*Required work*: Type out the data again. Keep every line exactly the same.

---------- Available data

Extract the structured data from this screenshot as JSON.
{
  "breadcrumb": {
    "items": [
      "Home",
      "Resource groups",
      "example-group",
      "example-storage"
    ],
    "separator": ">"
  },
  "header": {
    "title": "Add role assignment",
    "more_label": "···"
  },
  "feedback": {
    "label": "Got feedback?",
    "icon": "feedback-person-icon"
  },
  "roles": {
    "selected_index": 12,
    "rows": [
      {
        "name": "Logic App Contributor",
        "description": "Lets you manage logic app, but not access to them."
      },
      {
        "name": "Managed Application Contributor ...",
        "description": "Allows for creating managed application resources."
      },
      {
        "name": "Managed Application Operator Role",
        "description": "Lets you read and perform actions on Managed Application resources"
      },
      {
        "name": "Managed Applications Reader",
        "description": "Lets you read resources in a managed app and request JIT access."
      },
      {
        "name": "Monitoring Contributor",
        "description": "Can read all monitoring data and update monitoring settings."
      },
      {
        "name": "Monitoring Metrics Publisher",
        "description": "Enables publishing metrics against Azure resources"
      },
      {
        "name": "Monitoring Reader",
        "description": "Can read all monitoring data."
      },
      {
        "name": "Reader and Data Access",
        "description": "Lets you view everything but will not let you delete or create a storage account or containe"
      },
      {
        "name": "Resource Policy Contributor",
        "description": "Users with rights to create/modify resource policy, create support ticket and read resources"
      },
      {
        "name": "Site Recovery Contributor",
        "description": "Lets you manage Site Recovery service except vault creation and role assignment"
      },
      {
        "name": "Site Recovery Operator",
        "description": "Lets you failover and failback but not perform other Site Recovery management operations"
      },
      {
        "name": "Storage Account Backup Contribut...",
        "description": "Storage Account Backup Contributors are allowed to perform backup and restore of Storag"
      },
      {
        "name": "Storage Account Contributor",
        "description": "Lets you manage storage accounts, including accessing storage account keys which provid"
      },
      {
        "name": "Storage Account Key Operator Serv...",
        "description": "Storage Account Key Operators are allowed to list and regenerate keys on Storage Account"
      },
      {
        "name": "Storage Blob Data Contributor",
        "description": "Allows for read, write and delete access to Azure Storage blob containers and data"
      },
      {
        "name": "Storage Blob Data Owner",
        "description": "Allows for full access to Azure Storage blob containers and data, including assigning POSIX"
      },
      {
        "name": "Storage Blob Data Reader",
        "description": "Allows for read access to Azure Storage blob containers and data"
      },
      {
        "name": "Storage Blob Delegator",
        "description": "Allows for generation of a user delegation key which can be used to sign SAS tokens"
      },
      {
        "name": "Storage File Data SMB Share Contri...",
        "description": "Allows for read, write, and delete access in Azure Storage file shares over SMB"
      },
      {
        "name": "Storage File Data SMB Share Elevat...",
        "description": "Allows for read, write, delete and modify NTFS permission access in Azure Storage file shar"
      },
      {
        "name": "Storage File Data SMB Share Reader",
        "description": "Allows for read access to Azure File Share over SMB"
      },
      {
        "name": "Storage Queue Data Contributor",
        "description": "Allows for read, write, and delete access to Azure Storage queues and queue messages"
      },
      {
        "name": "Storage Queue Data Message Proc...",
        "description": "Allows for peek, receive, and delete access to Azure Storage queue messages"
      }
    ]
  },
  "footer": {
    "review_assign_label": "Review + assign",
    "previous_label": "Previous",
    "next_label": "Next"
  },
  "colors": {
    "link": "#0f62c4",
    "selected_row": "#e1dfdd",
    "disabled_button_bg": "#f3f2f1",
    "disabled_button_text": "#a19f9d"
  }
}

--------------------

*Expected answer*:
Extract the structured data from this screenshot as JSON.
{
  "breadcrumb": {
    "items": [
      "Home",
      "Resource groups",
      "example-group",
      "example-storage"
    ],
    "separator": ">"
  },
  "header": {
    "title": "Add role assignment",
    "more_label": "···"
  },
  "feedback": {
    "label": "Got feedback?",
    "icon": "feedback-person-icon"
  },
  "roles": {
    "selected_index": 12,
    "rows": [
      {
        "name": "Logic App Contributor",
        "description": "Lets you manage logic app, but not access to them."
      },
      {
        "name": "Managed Application Contributor ...",
        "description": "Allows for creating managed application resources."
      },
      {
        "name": "Managed Application Operator Role",
        "description": "Lets you read and perform actions on Managed Application resources"
      },
      {
        "name": "Managed Applications Reader",
        "description": "Lets you read resources in a managed app and request JIT access."
      },
      {
        "name": "Monitoring Contributor",
        "description": "Can read all monitoring data and update monitoring settings."
      },
      {
        "name": "Monitoring Metrics Publisher",
        "description": "Enables publishing metrics against Azure resources"
      },
      {
        "name": "Monitoring Reader",
        "description": "Can read all monitoring data."
      },
      {
        "name": "Reader and Data Access",
        "description": "Lets you view everything but will not let you delete or create a storage account or containe"
      },
      {
        "name": "Resource Policy Contributor",
        "description": "Users with rights to create/modify resource policy, create support ticket and read resources"
      },
      {
        "name": "Site Recovery Contributor",
        "description": "Lets you manage Site Recovery service except vault creation and role assignment"
      },
      {
        "name": "Site Recovery Operator",
        "description": "Lets you failover and failback but not perform other Site Recovery management operations"
      },
      {
        "name": "Storage Account Backup Contribut...",
        "description": "Storage Account Backup Contributors are allowed to perform backup and restore of Storag"
      },
      {
        "name": "Storage Account Contributor",
        "description": "Lets you manage storage accounts, including accessing storage account keys which provid"
      },
      {
        "name": "Storage Account Key Operator Serv...",
        "description": "Storage Account Key Operators are allowed to list and regenerate keys on Storage Account"
      },
      {
        "name": "Storage Blob Data Contributor",
        "description": "Allows for read, write and delete access to Azure Storage blob containers and data"
      },
      {
        "name": "Storage Blob Data Owner",
        "description": "Allows for full access to Azure Storage blob containers and data, including assigning POSIX"
      },
      {
        "name": "Storage Blob Data Reader",
        "description": "Allows for read access to Azure Storage blob containers and data"
      },
      {
        "name": "Storage Blob Delegator",
        "description": "Allows for generation of a user delegation key which can be used to sign SAS tokens"
      },
      {
        "name": "Storage File Data SMB Share Contri...",
        "description": "Allows for read, write, and delete access in Azure Storage file shares over SMB"
      },
      {
        "name": "Storage File Data SMB Share Elevat...",
        "description": "Allows for read, write, delete and modify NTFS permission access in Azure Storage file shar"
      },
      {
        "name": "Storage File Data SMB Share Reader",
        "description": "Allows for read access to Azure File Share over SMB"
      },
      {
        "name": "Storage Queue Data Contributor",
        "description": "Allows for read, write, and delete access to Azure Storage queues and queue messages"
      },
      {
        "name": "Storage Queue Data Message Proc...",
        "description": "Allows for peek, receive, and delete access to Azure Storage queue messages"
      }
    ]
  },
  "footer": {
    "review_assign_label": "Review + assign",
    "previous_label": "Previous",
    "next_label": "Next"
  },
  "colors": {
    "link": "#0f62c4",
    "selected_row": "#e1dfdd",
    "disabled_button_bg": "#f3f2f1",
    "disabled_button_text": "#a19f9d"
  }
}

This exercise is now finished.